All social media is removed from my phone. And this isn’t like “for a week” before I download it all again. It’s been most of this year and it’ll be forever. Here’s the trick: I schedule everything I write and create, which my team posts on my behalf, and I use the facebook business portal to respond to comments and direct messages. Turns out, you can do basically everything you need on social media from a web browser. It cuts the addictive nature of scrolling, consuming, and wasting time looking at things you don’t even want to look at. I feel so free. I’m unbothered in a way I didn’t know could be available to me… and I’m present to the gratitude of my own life instead. Sorta like taking your bra off, only then realizing how uncomfortable you’d been.
Newspaper delivery. A good ole fashioned newspaper has been showing up on my doorstep every day. And I read it, every day. With a cup of coffee, or in the afternoon after a workout, everything I need to know is there. I worried about removing myself from twitter because I felt like it kept me in the know. Turns out, I can be aware of current events without having to dread-watch cable news or fall into the quicksand of twitter’s rage-y algorithm.

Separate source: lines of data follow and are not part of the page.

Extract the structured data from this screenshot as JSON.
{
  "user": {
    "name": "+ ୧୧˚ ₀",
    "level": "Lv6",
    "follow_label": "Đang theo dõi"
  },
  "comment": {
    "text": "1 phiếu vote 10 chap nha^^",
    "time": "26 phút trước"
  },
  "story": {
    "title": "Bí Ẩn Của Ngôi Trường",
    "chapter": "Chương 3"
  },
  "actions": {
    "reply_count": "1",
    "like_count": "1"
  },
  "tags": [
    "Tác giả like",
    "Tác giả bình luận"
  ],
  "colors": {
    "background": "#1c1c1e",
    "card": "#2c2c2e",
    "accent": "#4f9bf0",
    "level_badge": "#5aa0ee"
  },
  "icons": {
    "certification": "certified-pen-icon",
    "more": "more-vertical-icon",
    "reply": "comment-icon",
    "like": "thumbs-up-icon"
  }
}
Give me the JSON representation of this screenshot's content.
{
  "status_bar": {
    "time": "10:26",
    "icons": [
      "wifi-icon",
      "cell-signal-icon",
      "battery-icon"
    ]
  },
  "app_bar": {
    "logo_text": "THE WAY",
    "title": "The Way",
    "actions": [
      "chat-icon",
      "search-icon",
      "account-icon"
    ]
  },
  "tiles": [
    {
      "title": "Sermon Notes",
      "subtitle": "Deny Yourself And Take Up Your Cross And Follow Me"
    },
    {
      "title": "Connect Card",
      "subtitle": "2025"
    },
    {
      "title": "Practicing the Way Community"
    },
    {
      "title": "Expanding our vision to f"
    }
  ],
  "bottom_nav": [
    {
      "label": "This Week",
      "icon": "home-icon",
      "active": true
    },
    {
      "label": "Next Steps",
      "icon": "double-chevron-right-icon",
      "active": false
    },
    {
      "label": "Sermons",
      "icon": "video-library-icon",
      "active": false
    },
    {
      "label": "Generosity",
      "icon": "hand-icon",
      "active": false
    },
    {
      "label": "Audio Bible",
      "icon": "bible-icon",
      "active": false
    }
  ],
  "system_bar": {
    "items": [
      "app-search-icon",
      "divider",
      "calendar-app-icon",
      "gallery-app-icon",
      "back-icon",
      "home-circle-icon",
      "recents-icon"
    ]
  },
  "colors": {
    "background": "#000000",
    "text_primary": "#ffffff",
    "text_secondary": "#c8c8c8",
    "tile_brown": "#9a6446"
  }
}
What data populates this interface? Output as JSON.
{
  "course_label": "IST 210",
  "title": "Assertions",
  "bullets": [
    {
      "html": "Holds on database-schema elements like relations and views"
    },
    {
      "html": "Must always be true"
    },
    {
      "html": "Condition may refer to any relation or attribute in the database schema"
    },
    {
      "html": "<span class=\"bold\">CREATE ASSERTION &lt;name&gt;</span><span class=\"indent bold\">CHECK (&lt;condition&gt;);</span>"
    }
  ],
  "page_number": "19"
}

Writing longhand. One of the frustrations I was having about all this screen time is that writing is my first love. It’s my creative life force. It’s my joy. And yet, I was making excuses on the daily to not write because I couldn’t stand to be on my computer first thing in the morning (when I feel the most creative). I came across an old article about former President Obama writing the drafts of all of his books by hand first. I thought it was just a quirky habit of his. Something only presidents could do, ya know? But I soon learned that many prolific writers, novelists, and playwrights, write by hand first (and swear by it). Well, I can now say I, too, swear by it. I have a stack of legal pads that are filling up from my morning hours spent scribbling with black ink until my hand hurts. It’s probably my favorite part of the day and I attribute so much of my renewed sense of creative and centered peace to these routine morning hours without a device in sight.
Book on my nightstand, not a phone. If you’ve been reading my work for a while you know I’m a no-phone-in-the-bedroom girl. But sometimes when I’m not tired, I get tempted to curl up with it until I feel ready to go to sleep. A book will talk me out of that every time. I don’t think there’s any better feeling than falling asleep with a book in your hand. Plus, you cannot underestimate the power of a few minutes of peace to bookend your days that don’t include looking at your phone.
Other things I’ve been doing for years to put space between me and the online world:
Do not disturb is set for the evening.
I have zero push notifications. Not on slack, not on email, not on anything. I’m available when I’m available.
My phone charges over night in another room.
I’m sharing this all with you because I had almost given up hope that any other options were out there to be anything other than VERY ONLINE…event though I knew in my heart being VERY ONLINE contributed to my latent discontent. I wondered if maybe this is just how it was going to have to be…especially since I run a business that has the internet to thank. It’s either deal with the meh or change lifetimes. Neither of which were options.
The reality is less black and white. We don’t actually need to go 100% offline. We just need better digital hygiene. We need to drop or replace the 20% spill over that’s making us tired, burnt out, and over it all with something more fulfilling. Something more analog. If you’re feeling the same, consider some of these strategies. It’s possible to be very 2021, and not feel indentured to your devices.
You don’t have to go off the grid to feel better. You just need to make small changes that relax your mind, free up your spirit, and give you some white-space to create instead of consume.
It’s balance, so try to find yours. Woman on xx